The center also has four courtrooms, and on the backside of the building is the central precinct for the Portland Police Bureau. Here, police have declared riots at largely peaceful protests and indiscriminately deployed tear gas, stun grenades, and rubber bullets into crowds of hundreds of protesters.
On July 11, these federal officers set up right outside the courthouse doors and shot tear gas and rubber bullets against peaceful protesters. Donavan Labella, a 26-year-old protester, was standing across the street holding a speaker over his head with both hands when the officers threw a tear gas canister at him. Labella lightly tossed the gas canister into the empty street between him and the officers. As he continued holding the speaker above his head, the police shot him in the face. Other protesters immediately came to Labella’s aid and got him away from the scene. As of July 16, he has had to have facial reconstruction surgery and his GoFundMe said he was recovering from brain damage and loss of vision. The long-term damage was still unclear.
The same night a person was having a seizure on the sidewalk when the feds pinned him down and detained him while other officers kept protesters and street medics away before deploying tear gas.
Local officials have publicly condemned the grotesque brutality from federal officers despite the fact that the mayor, with the support of the local officials, had ordered the Portland Police to carry out shocking violence against peaceful protesters as well.

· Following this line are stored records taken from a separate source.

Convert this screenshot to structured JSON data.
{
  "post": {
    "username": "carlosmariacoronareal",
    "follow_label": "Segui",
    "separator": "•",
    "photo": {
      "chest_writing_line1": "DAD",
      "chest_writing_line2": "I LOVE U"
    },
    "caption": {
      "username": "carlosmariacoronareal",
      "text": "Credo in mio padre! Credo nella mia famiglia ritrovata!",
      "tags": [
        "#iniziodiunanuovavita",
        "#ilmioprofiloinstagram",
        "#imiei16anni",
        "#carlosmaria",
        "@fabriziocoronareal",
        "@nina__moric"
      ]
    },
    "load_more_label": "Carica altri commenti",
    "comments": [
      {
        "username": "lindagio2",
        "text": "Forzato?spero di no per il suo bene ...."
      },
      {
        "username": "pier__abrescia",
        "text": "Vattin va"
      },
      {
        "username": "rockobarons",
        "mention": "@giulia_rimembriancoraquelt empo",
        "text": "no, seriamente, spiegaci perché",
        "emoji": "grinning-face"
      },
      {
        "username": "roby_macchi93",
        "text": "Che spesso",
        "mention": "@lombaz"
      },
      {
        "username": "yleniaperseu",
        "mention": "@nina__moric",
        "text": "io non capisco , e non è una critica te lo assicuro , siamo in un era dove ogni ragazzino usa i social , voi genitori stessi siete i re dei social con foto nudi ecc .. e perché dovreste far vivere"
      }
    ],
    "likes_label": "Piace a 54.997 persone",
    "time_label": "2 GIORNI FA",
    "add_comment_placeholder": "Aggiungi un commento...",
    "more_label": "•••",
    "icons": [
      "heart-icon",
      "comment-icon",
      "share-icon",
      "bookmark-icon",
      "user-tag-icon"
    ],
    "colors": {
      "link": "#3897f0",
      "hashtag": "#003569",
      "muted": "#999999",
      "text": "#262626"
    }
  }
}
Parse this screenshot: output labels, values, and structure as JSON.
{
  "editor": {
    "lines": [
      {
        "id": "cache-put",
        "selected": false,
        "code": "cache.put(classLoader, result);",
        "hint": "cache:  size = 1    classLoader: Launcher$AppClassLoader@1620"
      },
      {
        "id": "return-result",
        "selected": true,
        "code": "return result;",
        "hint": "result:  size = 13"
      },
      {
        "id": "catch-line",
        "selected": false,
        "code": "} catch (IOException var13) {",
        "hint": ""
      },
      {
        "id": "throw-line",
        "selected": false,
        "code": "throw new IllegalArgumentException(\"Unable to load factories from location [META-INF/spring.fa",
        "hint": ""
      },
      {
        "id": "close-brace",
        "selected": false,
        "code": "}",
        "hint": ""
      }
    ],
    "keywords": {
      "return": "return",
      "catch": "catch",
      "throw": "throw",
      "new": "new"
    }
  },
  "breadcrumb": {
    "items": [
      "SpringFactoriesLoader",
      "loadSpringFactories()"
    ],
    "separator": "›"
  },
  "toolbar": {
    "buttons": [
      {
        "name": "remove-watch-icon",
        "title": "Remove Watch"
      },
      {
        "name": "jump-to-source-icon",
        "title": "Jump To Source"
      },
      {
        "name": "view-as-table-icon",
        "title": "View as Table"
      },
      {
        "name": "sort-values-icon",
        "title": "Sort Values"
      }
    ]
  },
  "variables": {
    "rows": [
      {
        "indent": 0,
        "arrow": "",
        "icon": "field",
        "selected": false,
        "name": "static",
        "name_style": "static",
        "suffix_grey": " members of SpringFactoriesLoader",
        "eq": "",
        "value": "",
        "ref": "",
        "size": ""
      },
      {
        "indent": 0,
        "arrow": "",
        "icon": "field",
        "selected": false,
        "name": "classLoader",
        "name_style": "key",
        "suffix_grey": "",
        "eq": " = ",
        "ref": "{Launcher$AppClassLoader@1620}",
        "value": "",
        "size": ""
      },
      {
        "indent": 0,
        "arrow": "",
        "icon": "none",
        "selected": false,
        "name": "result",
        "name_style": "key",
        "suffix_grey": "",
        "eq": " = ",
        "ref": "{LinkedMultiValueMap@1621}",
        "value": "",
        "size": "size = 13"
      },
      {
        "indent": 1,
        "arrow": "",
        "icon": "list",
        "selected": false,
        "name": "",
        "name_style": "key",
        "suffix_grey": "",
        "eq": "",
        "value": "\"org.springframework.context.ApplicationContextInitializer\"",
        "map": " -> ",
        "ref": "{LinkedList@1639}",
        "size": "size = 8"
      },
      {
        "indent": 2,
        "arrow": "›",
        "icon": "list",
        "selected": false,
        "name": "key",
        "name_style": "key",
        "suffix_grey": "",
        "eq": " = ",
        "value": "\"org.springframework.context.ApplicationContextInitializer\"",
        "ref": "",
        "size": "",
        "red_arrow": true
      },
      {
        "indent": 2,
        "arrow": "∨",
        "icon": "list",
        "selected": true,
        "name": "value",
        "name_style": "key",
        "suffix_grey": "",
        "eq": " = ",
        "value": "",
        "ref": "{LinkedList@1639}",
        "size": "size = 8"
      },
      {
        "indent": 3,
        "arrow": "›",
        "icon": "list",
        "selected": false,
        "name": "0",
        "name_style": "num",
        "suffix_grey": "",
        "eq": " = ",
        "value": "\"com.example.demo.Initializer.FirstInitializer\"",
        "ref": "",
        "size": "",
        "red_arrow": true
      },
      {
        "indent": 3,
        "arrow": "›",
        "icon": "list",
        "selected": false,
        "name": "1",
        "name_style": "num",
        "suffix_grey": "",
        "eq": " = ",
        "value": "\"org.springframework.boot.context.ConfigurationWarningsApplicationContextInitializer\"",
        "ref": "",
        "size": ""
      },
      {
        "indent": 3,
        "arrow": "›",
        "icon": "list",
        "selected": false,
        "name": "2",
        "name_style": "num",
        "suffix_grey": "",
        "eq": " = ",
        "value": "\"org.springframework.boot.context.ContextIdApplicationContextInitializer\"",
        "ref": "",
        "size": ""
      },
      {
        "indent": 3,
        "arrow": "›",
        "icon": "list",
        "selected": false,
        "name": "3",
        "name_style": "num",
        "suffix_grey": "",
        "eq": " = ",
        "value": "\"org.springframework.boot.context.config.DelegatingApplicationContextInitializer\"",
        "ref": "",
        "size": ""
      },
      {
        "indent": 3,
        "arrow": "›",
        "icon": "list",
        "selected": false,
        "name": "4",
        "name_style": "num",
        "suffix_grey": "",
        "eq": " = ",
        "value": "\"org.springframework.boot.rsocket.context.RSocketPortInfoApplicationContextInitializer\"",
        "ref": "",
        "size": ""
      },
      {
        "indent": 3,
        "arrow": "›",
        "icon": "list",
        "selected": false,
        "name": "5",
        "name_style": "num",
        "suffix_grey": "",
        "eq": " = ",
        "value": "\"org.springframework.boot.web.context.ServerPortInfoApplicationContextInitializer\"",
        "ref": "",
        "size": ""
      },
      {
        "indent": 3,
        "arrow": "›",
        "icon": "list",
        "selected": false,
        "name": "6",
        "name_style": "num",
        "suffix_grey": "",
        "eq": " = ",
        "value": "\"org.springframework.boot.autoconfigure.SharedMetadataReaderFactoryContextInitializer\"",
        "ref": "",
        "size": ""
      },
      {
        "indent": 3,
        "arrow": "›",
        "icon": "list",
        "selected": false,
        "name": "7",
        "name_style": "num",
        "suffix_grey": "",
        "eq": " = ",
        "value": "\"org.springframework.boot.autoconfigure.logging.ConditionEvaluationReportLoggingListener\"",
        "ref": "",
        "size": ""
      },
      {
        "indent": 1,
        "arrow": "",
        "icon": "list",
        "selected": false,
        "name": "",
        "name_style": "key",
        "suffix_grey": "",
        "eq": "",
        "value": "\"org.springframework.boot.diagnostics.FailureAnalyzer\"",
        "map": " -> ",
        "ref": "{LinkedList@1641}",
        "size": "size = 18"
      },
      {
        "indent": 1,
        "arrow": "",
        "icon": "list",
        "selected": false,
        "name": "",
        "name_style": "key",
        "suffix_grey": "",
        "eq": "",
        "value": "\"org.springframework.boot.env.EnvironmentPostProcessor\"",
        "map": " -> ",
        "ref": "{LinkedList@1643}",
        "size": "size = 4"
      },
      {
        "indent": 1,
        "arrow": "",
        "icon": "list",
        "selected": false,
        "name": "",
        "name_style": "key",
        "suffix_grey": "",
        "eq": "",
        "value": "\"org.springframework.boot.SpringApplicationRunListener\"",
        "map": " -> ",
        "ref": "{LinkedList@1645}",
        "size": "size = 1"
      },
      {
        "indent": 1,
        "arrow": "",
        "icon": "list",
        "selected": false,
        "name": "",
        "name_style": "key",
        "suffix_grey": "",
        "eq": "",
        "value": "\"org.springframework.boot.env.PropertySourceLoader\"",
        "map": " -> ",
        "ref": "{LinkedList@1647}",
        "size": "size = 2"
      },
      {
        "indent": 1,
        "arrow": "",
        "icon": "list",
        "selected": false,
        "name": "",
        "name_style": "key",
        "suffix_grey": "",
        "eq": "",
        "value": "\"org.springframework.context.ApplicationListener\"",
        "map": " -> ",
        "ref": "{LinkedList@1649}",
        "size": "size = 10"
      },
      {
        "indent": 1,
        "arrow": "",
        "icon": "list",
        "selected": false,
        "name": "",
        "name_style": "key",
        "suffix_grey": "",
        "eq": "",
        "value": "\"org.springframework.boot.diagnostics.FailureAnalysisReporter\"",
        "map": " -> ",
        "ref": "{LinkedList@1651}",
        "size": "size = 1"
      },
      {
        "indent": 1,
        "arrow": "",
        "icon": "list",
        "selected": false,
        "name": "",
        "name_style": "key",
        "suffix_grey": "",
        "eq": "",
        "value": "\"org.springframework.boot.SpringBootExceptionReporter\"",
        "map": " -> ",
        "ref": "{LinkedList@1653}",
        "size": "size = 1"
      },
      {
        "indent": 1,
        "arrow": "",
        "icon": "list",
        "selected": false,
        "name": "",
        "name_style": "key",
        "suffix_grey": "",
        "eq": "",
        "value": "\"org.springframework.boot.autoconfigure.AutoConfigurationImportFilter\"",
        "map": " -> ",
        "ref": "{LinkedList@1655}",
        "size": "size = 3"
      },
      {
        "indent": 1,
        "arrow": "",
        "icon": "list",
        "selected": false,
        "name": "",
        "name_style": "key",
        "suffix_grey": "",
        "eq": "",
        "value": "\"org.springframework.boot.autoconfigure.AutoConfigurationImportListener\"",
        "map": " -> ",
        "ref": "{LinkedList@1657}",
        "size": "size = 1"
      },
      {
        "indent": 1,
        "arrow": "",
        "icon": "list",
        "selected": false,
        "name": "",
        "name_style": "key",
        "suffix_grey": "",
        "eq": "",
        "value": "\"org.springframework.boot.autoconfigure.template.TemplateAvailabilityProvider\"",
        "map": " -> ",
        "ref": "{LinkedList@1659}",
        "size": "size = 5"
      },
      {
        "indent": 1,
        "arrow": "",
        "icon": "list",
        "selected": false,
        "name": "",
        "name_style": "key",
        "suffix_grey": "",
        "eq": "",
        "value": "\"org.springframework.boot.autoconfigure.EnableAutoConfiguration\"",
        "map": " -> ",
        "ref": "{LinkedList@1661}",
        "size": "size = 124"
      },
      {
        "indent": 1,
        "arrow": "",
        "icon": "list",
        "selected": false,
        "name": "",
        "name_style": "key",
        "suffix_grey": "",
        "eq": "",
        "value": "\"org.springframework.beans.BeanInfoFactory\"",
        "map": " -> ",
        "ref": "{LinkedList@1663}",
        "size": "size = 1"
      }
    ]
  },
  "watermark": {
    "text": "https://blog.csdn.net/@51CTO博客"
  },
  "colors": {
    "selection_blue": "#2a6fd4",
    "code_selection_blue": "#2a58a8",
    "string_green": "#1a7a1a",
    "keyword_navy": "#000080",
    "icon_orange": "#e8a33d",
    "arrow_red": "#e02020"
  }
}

Even mutual aid groups have come under attack by the police. A group of protesters called Riot Ribs set up a tent and a grill at one of the parks blocks and were cooking free food for anyone in the area. With many of the volunteers being houseless themselves, this mutual aid group was making thousands of dollars in donations nightly and serving mainly protesters and houseless people. On the morning of July 16, the Portland Police raided the park and cleared the area of protesters and people who were camping there. Most if not all were sleeping when the police gave everyone less than ten minutes to leave. They stole all of Riot Ribs’ supplies and cash donations and arrested three of the volunteers. All three were released later that day and with quick donations they were able to set up again across the street from the park.
That same morning, a protester was following police orders to leave the area and was biking away when police knocked him off his bike and arrested him.
While a rhetorical feud ensues between local and federal politicians for “control,” at night both local and federal officers commit indiscriminate violence against hundreds of protesters.
Yet Portlanders continue to take to the streets. No justice, no peace!